[Start of section]

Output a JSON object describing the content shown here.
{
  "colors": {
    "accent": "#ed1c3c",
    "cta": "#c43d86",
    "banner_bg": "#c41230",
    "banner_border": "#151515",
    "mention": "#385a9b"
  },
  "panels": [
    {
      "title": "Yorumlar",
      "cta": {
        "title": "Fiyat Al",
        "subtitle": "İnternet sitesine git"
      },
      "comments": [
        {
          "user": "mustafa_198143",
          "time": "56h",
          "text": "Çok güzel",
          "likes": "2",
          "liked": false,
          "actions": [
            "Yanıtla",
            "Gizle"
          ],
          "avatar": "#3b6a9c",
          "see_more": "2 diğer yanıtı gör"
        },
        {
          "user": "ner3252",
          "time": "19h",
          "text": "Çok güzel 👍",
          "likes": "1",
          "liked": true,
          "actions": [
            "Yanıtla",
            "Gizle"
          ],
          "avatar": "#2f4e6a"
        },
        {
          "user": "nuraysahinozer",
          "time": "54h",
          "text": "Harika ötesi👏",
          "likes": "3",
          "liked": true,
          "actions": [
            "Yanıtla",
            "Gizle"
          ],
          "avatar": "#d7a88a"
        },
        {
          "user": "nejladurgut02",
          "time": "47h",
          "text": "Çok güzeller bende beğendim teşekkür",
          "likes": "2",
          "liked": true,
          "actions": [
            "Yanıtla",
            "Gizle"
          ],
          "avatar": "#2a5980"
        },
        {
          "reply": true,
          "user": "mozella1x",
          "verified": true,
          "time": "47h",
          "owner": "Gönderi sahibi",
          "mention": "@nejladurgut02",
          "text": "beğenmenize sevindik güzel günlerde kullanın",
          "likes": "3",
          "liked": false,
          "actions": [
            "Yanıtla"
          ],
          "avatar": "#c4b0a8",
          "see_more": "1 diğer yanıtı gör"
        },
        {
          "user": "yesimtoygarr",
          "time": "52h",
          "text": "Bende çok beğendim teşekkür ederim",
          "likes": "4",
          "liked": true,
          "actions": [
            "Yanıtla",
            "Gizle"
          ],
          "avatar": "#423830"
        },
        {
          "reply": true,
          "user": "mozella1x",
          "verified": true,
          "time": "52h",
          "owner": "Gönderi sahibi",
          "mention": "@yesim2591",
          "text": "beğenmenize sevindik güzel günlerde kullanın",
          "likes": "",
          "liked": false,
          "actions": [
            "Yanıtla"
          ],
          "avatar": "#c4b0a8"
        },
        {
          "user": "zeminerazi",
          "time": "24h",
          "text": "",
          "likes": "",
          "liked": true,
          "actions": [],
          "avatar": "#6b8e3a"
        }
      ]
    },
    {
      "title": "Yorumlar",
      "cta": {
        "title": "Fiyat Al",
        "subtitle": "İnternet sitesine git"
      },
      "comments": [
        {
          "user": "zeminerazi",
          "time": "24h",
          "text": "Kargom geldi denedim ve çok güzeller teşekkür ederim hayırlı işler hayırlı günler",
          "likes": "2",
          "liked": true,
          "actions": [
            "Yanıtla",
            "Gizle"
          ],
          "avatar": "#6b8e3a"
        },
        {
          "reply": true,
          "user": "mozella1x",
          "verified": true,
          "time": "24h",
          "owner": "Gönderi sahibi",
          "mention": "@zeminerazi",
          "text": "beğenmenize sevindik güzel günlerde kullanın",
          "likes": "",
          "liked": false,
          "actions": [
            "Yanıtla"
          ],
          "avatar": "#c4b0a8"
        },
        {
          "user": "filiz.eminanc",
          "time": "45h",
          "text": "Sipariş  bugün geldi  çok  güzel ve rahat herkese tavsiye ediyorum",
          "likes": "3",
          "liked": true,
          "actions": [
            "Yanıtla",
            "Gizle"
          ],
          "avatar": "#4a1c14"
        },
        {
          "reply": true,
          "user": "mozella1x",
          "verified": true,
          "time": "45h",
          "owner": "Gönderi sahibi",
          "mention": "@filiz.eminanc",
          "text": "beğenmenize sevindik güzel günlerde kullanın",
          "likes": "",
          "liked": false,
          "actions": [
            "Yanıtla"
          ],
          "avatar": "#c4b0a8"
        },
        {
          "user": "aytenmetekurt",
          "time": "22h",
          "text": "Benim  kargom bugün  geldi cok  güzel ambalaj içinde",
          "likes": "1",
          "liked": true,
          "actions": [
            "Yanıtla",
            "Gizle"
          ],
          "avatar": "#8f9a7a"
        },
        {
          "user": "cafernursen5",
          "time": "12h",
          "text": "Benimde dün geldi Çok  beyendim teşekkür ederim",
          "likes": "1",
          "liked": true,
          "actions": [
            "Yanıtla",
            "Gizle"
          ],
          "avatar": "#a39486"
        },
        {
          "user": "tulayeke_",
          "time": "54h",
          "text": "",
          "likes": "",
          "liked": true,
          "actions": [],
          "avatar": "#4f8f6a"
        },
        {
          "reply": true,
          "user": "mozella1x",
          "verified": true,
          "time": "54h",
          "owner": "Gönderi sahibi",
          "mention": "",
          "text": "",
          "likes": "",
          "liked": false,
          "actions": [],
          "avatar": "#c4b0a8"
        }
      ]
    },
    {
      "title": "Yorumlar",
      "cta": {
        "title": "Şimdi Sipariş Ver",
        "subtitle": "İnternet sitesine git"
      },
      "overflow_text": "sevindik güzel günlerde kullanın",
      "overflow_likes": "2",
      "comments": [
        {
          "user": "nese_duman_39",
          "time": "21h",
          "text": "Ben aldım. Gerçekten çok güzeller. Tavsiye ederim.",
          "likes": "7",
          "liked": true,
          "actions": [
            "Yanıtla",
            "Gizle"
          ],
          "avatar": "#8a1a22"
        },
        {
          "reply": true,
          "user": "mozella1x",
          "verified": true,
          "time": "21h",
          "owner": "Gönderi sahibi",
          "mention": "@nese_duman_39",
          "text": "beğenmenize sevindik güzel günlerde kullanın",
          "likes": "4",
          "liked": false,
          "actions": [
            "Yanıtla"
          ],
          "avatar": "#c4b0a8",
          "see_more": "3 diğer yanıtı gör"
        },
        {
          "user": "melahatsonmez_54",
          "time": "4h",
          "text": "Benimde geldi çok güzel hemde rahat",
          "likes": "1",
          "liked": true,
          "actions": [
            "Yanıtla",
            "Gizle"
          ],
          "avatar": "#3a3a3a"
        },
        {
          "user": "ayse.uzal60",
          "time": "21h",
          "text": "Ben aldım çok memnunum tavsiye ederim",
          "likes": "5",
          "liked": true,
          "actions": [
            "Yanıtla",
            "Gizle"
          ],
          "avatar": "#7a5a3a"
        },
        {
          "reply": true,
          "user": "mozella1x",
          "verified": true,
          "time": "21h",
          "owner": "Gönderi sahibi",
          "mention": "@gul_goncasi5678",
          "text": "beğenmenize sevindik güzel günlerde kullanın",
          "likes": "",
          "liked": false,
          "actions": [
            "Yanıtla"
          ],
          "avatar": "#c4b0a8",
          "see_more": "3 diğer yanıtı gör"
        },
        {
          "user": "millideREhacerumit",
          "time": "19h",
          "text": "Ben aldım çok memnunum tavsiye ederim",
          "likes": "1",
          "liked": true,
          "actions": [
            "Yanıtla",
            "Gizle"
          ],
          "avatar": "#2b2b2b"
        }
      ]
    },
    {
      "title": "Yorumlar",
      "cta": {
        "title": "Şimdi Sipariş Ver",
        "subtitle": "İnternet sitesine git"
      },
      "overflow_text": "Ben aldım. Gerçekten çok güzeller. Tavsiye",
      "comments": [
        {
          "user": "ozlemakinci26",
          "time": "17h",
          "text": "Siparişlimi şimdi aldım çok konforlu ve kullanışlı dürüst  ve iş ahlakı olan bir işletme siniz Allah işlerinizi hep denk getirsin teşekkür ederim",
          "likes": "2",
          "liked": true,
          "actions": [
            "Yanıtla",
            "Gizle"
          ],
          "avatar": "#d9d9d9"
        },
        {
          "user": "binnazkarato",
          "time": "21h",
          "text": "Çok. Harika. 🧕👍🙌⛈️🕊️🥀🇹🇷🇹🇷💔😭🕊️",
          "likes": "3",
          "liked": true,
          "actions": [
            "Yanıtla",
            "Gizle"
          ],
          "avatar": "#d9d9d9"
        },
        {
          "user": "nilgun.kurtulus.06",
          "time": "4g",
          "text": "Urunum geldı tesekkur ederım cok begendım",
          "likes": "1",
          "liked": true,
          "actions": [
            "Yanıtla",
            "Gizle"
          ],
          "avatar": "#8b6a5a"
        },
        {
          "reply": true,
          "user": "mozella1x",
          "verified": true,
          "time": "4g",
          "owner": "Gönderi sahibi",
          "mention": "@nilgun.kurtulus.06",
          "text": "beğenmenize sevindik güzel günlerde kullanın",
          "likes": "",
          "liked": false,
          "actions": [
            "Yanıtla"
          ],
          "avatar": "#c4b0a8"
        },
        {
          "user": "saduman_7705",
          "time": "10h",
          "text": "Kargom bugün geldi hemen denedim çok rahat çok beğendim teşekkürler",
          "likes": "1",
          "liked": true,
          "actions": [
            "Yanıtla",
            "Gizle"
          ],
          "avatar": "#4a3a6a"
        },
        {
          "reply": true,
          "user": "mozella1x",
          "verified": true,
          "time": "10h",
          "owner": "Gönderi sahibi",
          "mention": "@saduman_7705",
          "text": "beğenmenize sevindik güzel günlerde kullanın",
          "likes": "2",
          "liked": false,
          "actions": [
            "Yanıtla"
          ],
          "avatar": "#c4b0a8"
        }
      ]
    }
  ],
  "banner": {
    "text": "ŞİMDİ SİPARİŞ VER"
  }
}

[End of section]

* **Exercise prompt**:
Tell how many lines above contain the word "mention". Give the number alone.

* **Completed task**:
10